# Assignment:
Return the records exactly as they stand, and keep the pictures out of the copy.

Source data
:::::
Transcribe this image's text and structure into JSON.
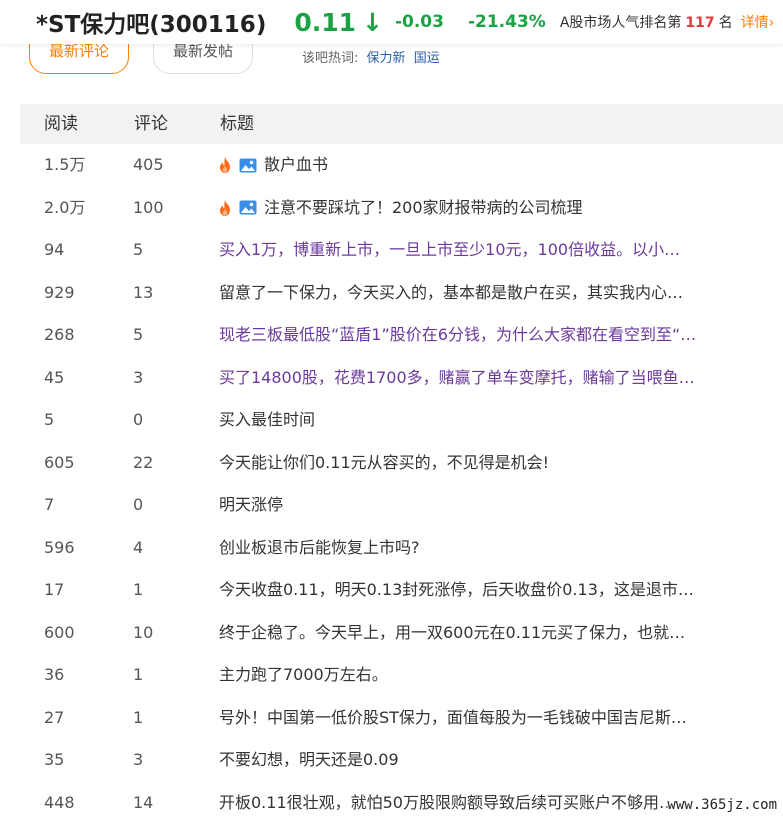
{
  "header": {
    "stock_name": "*ST保力吧(300116)",
    "price": "0.11",
    "arrow": "↓",
    "change": "-0.03",
    "change_pct": "-21.43%",
    "rank_prefix": "A股市场人气排名第",
    "rank_value": "117",
    "rank_suffix": "名",
    "detail_label": "详情",
    "detail_arrow": "›",
    "colors": {
      "down": "#1aa244",
      "accent": "#ff7e00",
      "rank": "#e4393c"
    }
  },
  "tabs": {
    "latest_comment": "最新评论",
    "latest_post": "最新发帖"
  },
  "hot": {
    "label": "该吧热词:",
    "words": [
      "保力新",
      "国运"
    ]
  },
  "table": {
    "headers": {
      "read": "阅读",
      "comment": "评论",
      "title": "标题"
    },
    "rows": [
      {
        "read": "1.5万",
        "comment": "405",
        "title": "散户血书",
        "hot": true,
        "visited": false
      },
      {
        "read": "2.0万",
        "comment": "100",
        "title": "注意不要踩坑了！200家财报带病的公司梳理",
        "hot": true,
        "visited": false
      },
      {
        "read": "94",
        "comment": "5",
        "title": "买入1万，博重新上市，一旦上市至少10元，100倍收益。以小…",
        "hot": false,
        "visited": true
      },
      {
        "read": "929",
        "comment": "13",
        "title": "留意了一下保力，今天买入的，基本都是散户在买，其实我内心…",
        "hot": false,
        "visited": false
      },
      {
        "read": "268",
        "comment": "5",
        "title": "现老三板最低股“蓝盾1”股价在6分钱，为什么大家都在看空到至“…",
        "hot": false,
        "visited": true
      },
      {
        "read": "45",
        "comment": "3",
        "title": "买了14800股，花费1700多，赌赢了单车变摩托，赌输了当喂鱼…",
        "hot": false,
        "visited": true
      },
      {
        "read": "5",
        "comment": "0",
        "title": "买入最佳时间",
        "hot": false,
        "visited": false
      },
      {
        "read": "605",
        "comment": "22",
        "title": "今天能让你们0.11元从容买的，不见得是机会!",
        "hot": false,
        "visited": false
      },
      {
        "read": "7",
        "comment": "0",
        "title": "明天涨停",
        "hot": false,
        "visited": false
      },
      {
        "read": "596",
        "comment": "4",
        "title": "创业板退市后能恢复上市吗?",
        "hot": false,
        "visited": false
      },
      {
        "read": "17",
        "comment": "1",
        "title": "今天收盘0.11，明天0.13封死涨停，后天收盘价0.13，这是退市…",
        "hot": false,
        "visited": false
      },
      {
        "read": "600",
        "comment": "10",
        "title": "终于企稳了。今天早上，用一双600元在0.11元买了保力，也就…",
        "hot": false,
        "visited": false
      },
      {
        "read": "36",
        "comment": "1",
        "title": "主力跑了7000万左右。",
        "hot": false,
        "visited": false
      },
      {
        "read": "27",
        "comment": "1",
        "title": "号外！中国第一低价股ST保力，面值每股为一毛钱破中国吉尼斯…",
        "hot": false,
        "visited": false
      },
      {
        "read": "35",
        "comment": "3",
        "title": "不要幻想，明天还是0.09",
        "hot": false,
        "visited": false
      },
      {
        "read": "448",
        "comment": "14",
        "title": "开板0.11很壮观，就怕50万股限购额导致后续可买账户不够用…",
        "hot": false,
        "visited": false
      }
    ]
  },
  "watermark": "www.365jz.com"
}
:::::
# Expected answer:
Transcribe this image's text and structure into JSON.
{
  "header": {
    "stock_name": "*ST保力吧(300116)",
    "price": "0.11",
    "arrow": "↓",
    "change": "-0.03",
    "change_pct": "-21.43%",
    "rank_prefix": "A股市场人气排名第",
    "rank_value": "117",
    "rank_suffix": "名",
    "detail_label": "详情",
    "detail_arrow": "›",
    "colors": {
      "down": "#1aa244",
      "accent": "#ff7e00",
      "rank": "#e4393c"
    }
  },
  "tabs": {
    "latest_comment": "最新评论",
    "latest_post": "最新发帖"
  },
  "hot": {
    "label": "该吧热词:",
    "words": [
      "保力新",
      "国运"
    ]
  },
  "table": {
    "headers": {
      "read": "阅读",
      "comment": "评论",
      "title": "标题"
    },
    "rows": [
      {
        "read": "1.5万",
        "comment": "405",
        "title": "散户血书",
        "hot": true,
        "visited": false
      },
      {
        "read": "2.0万",
        "comment": "100",
        "title": "注意不要踩坑了！200家财报带病的公司梳理",
        "hot": true,
        "visited": false
      },
      {
        "read": "94",
        "comment": "5",
        "title": "买入1万，博重新上市，一旦上市至少10元，100倍收益。以小…",
        "hot": false,
        "visited": true
      },
      {
        "read": "929",
        "comment": "13",
        "title": "留意了一下保力，今天买入的，基本都是散户在买，其实我内心…",
        "hot": false,
        "visited": false
      },
      {
        "read": "268",
        "comment": "5",
        "title": "现老三板最低股“蓝盾1”股价在6分钱，为什么大家都在看空到至“…",
        "hot": false,
        "visited": true
      },
      {
        "read": "45",
        "comment": "3",
        "title": "买了14800股，花费1700多，赌赢了单车变摩托，赌输了当喂鱼…",
        "hot": false,
        "visited": true
      },
      {
        "read": "5",
        "comment": "0",
        "title": "买入最佳时间",
        "hot": false,
        "visited": false
      },
      {
        "read": "605",
        "comment": "22",
        "title": "今天能让你们0.11元从容买的，不见得是机会!",
        "hot": false,
        "visited": false
      },
      {
        "read": "7",
        "comment": "0",
        "title": "明天涨停",
        "hot": false,
        "visited": false
      },
      {
        "read": "596",
        "comment": "4",
        "title": "创业板退市后能恢复上市吗?",
        "hot": false,
        "visited": false
      },
      {
        "read": "17",
        "comment": "1",
        "title": "今天收盘0.11，明天0.13封死涨停，后天收盘价0.13，这是退市…",
        "hot": false,
        "visited": false
      },
      {
        "read": "600",
        "comment": "10",
        "title": "终于企稳了。今天早上，用一双600元在0.11元买了保力，也就…",
        "hot": false,
        "visited": false
      },
      {
        "read": "36",
        "comment": "1",
        "title": "主力跑了7000万左右。",
        "hot": false,
        "visited": false
      },
      {
        "read": "27",
        "comment": "1",
        "title": "号外！中国第一低价股ST保力，面值每股为一毛钱破中国吉尼斯…",
        "hot": false,
        "visited": false
      },
      {
        "read": "35",
        "comment": "3",
        "title": "不要幻想，明天还是0.09",
        "hot": false,
        "visited": false
      },
      {
        "read": "448",
        "comment": "14",
        "title": "开板0.11很壮观，就怕50万股限购额导致后续可买账户不够用…",
        "hot": false,
        "visited": false
      }
    ]
  },
  "watermark": "www.365jz.com"
}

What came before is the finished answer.